Task brief: Among the entries below, find every line that has "time" and pull it out.

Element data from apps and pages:
+--
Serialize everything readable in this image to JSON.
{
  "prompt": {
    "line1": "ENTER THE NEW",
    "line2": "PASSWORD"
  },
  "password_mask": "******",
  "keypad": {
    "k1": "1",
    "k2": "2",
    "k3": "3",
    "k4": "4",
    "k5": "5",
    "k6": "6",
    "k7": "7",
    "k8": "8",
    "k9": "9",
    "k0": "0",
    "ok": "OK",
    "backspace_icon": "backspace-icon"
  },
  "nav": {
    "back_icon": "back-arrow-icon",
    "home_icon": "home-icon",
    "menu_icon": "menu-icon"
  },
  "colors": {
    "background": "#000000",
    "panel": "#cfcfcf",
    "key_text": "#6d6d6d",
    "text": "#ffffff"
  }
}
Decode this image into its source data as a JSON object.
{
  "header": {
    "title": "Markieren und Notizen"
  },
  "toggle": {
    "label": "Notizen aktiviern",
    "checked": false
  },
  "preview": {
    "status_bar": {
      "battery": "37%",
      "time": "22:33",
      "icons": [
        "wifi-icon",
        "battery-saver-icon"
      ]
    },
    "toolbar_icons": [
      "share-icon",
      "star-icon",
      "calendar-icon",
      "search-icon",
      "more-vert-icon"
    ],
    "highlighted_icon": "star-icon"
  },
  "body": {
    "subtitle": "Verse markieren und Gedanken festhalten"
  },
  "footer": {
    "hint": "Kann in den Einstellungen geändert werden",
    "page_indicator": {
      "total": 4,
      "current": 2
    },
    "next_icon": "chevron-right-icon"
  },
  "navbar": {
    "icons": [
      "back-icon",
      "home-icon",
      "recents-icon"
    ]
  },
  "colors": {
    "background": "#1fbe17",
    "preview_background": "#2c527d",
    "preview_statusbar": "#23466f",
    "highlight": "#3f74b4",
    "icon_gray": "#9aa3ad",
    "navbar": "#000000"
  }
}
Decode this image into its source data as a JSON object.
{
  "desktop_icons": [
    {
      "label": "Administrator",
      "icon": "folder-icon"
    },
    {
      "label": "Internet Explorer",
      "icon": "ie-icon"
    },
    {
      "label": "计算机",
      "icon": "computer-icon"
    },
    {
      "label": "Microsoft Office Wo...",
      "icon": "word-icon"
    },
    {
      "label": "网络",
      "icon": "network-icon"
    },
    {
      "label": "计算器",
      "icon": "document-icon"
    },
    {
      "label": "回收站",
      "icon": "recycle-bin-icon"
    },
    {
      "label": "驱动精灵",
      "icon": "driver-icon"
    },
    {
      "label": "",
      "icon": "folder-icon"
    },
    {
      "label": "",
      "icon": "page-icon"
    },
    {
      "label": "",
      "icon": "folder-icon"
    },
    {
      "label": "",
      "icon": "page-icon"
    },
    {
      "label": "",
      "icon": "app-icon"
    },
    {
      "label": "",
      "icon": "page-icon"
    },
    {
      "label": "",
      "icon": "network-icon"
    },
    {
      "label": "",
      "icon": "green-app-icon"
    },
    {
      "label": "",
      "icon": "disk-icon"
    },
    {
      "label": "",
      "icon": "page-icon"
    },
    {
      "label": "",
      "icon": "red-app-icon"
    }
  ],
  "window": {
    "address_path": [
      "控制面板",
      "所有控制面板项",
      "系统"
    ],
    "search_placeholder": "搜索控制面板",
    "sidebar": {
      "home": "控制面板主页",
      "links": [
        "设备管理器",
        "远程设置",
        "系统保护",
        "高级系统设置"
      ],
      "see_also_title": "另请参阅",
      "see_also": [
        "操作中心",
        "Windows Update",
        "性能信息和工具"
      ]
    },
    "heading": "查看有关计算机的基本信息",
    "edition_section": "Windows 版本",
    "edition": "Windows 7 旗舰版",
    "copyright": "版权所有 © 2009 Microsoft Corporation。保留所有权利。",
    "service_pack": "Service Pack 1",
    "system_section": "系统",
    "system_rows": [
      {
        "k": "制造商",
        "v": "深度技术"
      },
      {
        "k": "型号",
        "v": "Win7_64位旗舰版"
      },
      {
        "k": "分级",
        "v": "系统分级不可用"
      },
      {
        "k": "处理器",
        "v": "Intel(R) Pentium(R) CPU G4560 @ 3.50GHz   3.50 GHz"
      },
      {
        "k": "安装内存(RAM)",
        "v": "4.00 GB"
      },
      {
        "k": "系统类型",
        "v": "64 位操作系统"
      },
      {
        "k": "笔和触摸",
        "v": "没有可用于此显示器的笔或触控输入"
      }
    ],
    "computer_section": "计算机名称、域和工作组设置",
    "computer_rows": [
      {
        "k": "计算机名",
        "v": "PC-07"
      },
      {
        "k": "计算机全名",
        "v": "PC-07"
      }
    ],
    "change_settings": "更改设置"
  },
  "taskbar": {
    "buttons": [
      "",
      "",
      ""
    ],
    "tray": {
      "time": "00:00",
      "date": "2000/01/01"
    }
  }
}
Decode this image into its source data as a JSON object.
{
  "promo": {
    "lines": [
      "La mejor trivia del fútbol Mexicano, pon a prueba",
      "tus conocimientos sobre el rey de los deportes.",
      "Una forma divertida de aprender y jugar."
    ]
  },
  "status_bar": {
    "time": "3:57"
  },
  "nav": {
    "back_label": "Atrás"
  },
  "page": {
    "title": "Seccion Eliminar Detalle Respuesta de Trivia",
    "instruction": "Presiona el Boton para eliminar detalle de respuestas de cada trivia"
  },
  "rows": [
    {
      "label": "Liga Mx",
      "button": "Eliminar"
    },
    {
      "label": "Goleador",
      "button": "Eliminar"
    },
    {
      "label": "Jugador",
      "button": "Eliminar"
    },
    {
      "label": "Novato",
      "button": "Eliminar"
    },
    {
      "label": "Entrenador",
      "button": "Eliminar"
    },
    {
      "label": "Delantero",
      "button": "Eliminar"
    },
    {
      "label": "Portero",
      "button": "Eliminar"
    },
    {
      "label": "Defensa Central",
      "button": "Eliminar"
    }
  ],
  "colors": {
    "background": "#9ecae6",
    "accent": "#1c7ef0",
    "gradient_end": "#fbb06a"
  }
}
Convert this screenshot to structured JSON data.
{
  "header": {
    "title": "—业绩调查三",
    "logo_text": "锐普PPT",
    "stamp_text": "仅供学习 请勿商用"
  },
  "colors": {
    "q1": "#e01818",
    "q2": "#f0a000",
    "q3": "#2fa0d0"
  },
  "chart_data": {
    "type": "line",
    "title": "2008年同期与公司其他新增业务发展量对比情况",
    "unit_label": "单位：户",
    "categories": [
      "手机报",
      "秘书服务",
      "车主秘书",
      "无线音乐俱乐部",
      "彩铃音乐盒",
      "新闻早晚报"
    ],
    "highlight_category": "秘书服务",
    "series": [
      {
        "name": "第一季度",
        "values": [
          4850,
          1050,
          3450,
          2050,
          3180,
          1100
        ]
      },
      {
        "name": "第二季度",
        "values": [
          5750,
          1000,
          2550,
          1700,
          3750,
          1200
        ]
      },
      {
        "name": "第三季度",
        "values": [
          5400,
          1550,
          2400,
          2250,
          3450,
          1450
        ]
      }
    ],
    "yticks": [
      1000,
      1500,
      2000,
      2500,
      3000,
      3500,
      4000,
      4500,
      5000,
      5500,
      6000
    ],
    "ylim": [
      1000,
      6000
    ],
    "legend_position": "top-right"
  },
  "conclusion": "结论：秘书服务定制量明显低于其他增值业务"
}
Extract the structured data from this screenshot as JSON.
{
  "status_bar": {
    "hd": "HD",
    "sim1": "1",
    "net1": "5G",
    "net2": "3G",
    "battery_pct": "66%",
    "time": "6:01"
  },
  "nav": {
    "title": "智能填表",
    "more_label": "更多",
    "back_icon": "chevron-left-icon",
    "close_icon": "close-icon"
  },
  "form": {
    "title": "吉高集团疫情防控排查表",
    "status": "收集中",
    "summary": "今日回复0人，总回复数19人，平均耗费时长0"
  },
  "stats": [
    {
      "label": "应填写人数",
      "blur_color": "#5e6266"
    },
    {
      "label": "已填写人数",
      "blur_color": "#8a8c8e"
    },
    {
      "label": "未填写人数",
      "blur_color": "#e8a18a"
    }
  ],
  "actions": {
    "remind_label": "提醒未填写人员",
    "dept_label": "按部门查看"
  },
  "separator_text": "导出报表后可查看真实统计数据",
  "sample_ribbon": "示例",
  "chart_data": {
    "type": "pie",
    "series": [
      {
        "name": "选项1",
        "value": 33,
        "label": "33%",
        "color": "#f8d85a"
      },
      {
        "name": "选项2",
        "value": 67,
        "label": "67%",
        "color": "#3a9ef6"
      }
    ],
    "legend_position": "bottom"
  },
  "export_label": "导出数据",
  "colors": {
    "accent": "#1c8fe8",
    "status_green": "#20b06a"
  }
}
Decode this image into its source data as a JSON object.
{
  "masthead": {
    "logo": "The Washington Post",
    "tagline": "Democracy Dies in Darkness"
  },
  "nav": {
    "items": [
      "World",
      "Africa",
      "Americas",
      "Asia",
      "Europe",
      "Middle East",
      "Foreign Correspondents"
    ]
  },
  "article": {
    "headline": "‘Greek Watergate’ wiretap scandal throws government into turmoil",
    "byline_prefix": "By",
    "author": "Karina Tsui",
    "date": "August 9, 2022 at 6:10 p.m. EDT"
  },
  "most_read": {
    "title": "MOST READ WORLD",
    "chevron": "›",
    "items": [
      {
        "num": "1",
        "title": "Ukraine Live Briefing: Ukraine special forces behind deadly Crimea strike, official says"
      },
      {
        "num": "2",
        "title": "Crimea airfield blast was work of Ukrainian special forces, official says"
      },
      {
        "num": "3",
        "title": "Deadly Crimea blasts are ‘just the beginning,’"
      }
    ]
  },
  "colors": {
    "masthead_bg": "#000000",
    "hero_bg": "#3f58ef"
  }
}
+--
Result for this task:
      "time": "22:33",
      "time": "00:00",
    "time": "3:57"
    "time": "6:01"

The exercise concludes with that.